### Problem to solve
I would like every line of the records below that contains the word "Type" copied.

### Excerpted data
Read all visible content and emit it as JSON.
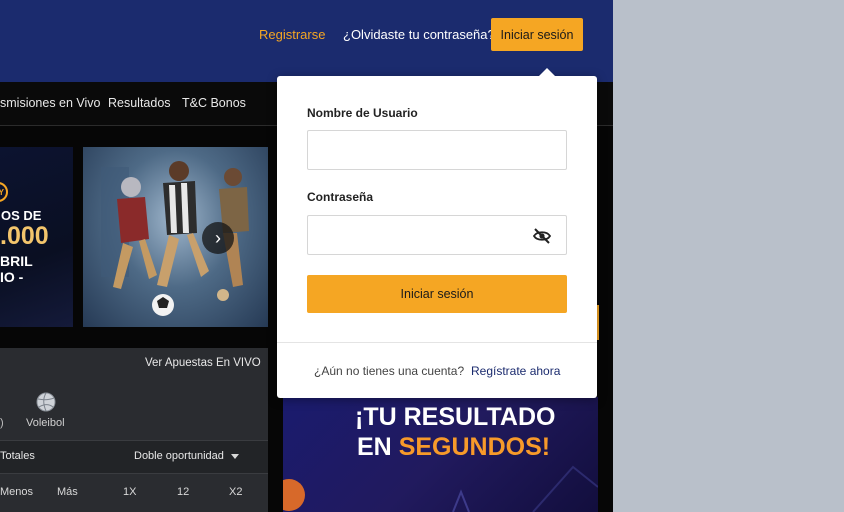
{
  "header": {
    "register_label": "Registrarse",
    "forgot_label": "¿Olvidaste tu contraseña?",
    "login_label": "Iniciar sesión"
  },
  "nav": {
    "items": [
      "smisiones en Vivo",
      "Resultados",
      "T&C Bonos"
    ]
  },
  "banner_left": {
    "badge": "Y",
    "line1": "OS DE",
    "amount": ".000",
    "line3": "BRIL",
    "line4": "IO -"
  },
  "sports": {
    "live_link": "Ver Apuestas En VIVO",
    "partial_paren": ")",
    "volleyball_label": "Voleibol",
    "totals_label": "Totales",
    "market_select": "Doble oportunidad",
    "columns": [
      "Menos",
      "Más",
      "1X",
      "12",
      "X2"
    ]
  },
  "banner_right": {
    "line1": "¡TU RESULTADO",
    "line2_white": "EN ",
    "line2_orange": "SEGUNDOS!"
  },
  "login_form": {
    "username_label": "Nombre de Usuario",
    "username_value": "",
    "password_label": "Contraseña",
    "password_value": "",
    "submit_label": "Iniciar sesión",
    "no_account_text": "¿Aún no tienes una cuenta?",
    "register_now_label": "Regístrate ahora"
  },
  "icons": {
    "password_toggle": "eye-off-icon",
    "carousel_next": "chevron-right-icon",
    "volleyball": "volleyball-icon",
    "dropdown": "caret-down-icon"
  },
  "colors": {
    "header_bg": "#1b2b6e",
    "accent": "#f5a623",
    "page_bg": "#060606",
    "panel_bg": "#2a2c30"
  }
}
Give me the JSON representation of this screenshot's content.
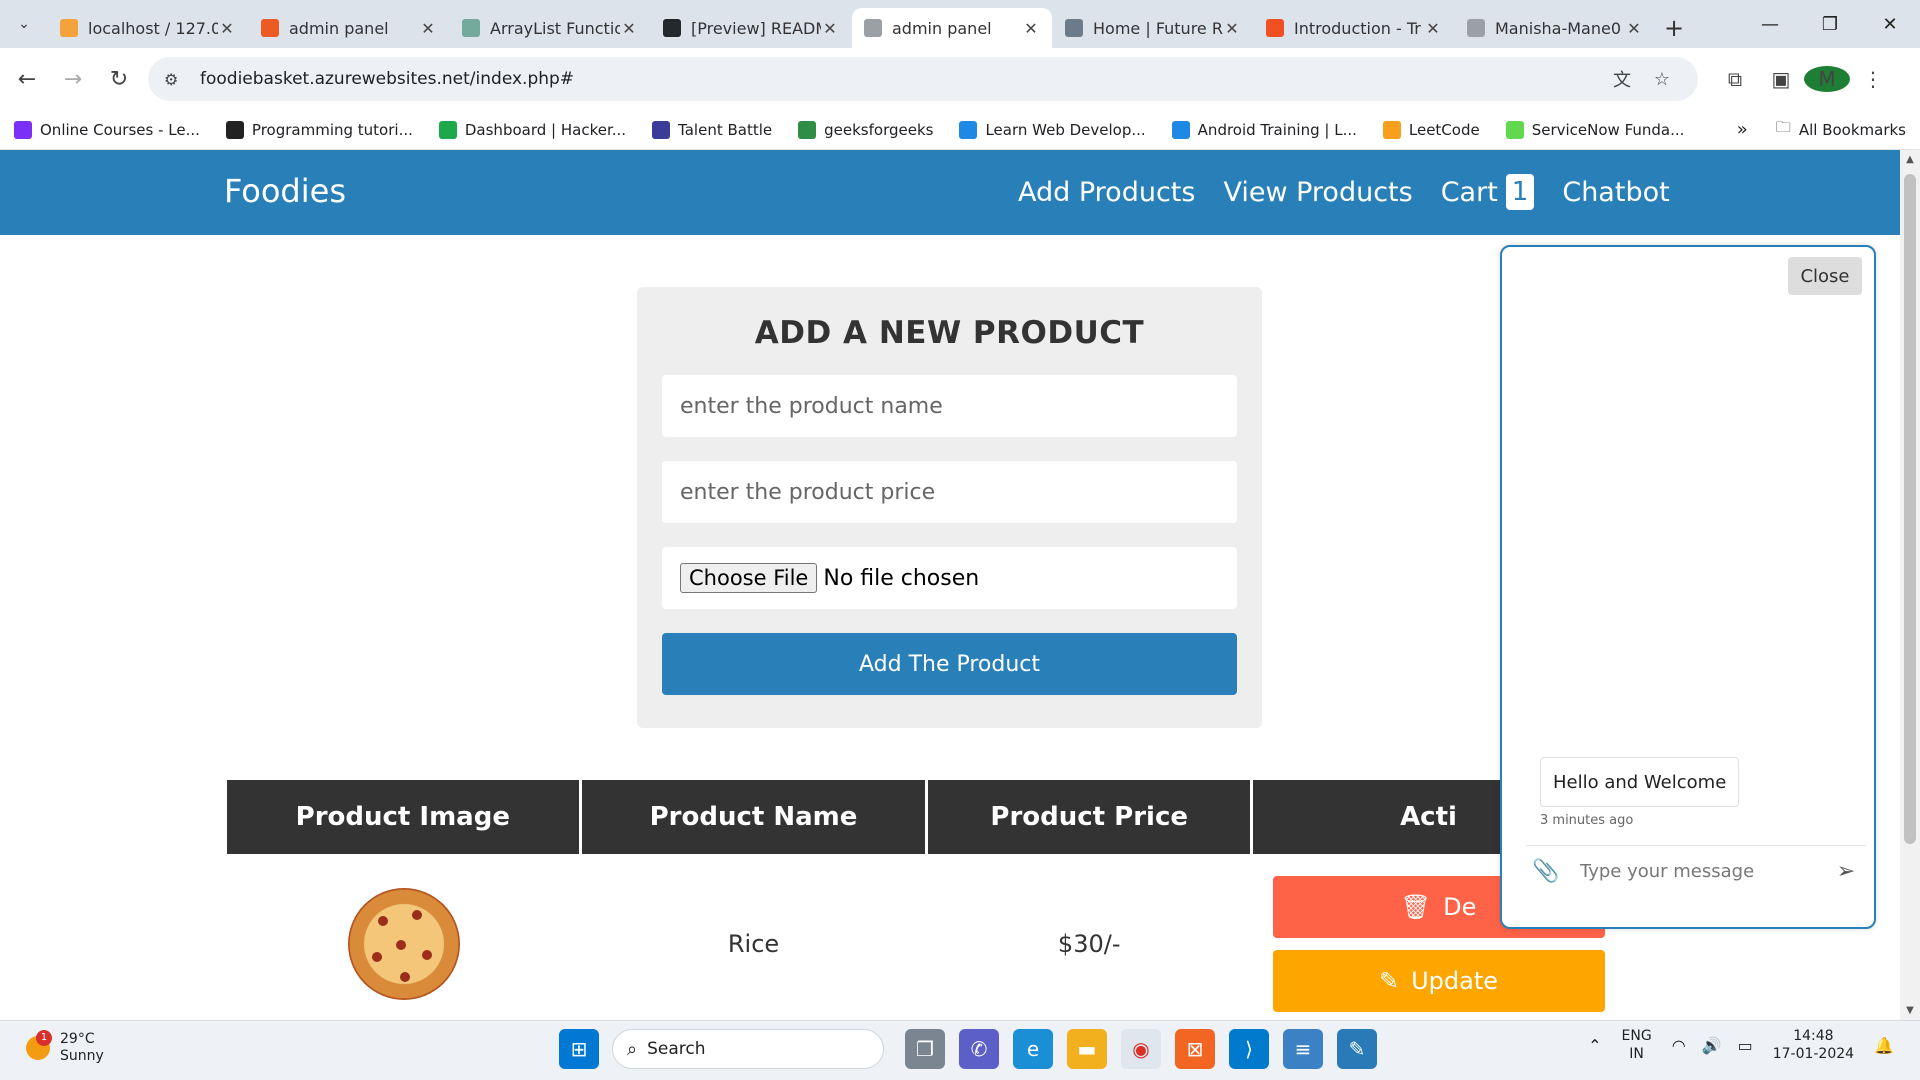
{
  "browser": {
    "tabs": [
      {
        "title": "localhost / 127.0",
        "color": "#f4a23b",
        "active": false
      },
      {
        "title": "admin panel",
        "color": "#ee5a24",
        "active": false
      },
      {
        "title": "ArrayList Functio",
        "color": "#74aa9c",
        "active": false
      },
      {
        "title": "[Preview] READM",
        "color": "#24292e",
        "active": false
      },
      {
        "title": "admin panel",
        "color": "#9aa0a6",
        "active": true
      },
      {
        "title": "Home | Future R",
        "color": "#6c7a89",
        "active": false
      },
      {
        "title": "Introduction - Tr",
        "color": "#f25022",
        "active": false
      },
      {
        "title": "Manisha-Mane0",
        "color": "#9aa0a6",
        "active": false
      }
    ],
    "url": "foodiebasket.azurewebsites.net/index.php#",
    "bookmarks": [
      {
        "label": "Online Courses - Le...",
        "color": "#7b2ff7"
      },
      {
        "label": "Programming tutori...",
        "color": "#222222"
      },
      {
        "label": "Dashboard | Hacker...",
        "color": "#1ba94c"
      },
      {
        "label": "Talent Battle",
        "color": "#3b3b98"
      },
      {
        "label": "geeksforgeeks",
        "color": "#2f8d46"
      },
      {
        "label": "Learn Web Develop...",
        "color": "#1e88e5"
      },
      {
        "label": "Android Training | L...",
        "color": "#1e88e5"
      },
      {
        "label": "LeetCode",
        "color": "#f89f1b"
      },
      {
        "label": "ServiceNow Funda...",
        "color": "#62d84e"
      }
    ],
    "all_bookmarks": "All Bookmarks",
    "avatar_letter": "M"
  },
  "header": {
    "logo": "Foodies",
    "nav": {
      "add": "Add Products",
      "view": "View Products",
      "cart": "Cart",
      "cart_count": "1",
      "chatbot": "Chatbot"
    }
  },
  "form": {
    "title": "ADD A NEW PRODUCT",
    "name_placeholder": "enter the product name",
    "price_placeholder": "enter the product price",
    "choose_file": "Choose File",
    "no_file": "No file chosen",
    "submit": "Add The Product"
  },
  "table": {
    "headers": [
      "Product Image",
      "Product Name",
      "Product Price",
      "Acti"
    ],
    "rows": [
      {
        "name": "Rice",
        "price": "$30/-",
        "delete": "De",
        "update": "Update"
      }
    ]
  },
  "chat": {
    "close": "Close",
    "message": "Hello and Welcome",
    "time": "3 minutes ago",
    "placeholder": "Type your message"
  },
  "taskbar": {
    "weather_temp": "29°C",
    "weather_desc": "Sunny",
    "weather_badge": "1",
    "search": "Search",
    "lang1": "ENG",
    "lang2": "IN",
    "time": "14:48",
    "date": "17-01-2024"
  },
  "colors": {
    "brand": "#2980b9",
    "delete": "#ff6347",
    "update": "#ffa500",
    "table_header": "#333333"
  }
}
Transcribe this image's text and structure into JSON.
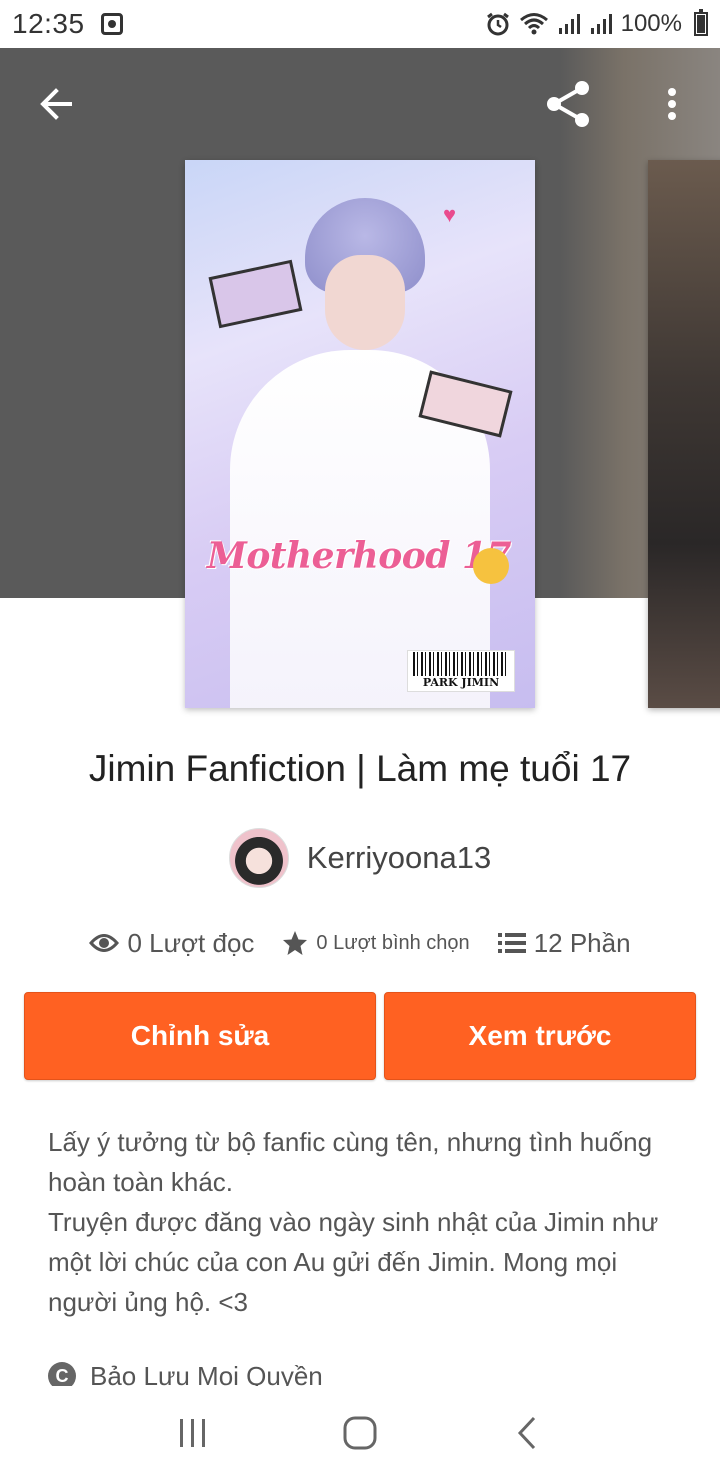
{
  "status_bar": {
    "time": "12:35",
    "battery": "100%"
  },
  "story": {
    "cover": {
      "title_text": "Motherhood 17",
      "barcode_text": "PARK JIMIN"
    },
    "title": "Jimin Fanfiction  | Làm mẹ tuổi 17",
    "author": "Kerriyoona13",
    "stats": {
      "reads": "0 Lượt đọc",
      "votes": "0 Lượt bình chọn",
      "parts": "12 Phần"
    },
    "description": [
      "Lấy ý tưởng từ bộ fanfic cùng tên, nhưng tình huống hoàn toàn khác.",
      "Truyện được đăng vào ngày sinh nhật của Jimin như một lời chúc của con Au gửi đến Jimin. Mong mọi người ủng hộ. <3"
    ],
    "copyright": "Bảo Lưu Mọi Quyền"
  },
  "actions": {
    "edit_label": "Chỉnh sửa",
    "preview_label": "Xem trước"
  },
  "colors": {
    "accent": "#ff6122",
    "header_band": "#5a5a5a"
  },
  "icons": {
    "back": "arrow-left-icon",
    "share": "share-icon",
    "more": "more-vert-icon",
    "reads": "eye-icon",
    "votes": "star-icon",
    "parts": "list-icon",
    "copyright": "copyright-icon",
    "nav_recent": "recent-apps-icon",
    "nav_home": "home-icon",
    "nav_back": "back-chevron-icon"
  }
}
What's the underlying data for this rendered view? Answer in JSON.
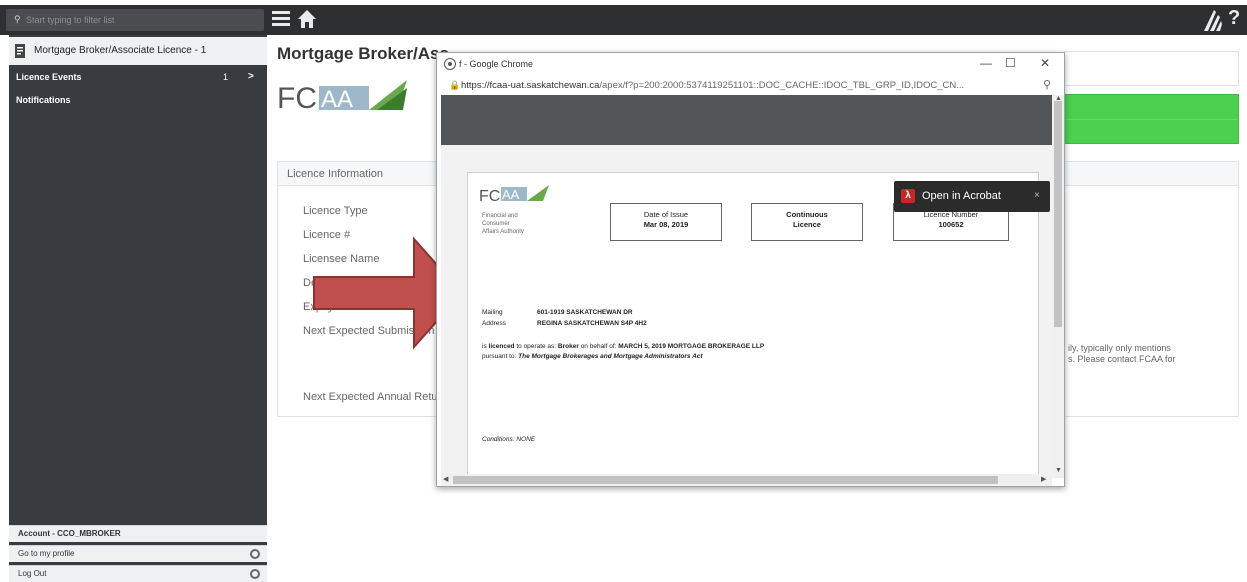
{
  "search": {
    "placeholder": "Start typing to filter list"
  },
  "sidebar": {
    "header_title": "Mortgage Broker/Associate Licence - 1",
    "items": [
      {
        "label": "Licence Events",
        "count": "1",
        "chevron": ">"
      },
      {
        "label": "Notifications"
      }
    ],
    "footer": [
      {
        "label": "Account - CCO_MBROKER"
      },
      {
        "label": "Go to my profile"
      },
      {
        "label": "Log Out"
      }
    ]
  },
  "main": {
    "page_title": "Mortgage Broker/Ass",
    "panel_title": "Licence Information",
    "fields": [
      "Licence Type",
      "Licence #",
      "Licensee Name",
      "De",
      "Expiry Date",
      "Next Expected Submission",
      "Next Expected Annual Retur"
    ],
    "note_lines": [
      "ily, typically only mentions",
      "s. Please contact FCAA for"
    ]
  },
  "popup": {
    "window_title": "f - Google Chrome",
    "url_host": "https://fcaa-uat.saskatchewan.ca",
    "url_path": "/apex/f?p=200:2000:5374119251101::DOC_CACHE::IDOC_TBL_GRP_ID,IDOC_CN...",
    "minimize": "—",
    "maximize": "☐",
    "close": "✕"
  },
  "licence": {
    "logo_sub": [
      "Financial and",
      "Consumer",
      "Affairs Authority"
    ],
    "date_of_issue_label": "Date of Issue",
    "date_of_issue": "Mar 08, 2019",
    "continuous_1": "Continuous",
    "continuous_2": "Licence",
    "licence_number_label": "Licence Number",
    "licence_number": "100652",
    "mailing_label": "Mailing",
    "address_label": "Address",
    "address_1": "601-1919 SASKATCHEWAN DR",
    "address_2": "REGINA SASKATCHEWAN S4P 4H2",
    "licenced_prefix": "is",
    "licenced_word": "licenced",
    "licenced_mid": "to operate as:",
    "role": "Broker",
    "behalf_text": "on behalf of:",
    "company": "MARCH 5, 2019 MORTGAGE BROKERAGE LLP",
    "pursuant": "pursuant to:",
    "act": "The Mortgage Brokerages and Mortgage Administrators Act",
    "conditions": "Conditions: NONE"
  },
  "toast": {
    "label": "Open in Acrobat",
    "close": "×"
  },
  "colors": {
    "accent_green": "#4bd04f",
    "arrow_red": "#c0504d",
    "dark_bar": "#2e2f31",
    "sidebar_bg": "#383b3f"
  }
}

### Reply
    "placeholder": "Type your message"
      "Licence Type",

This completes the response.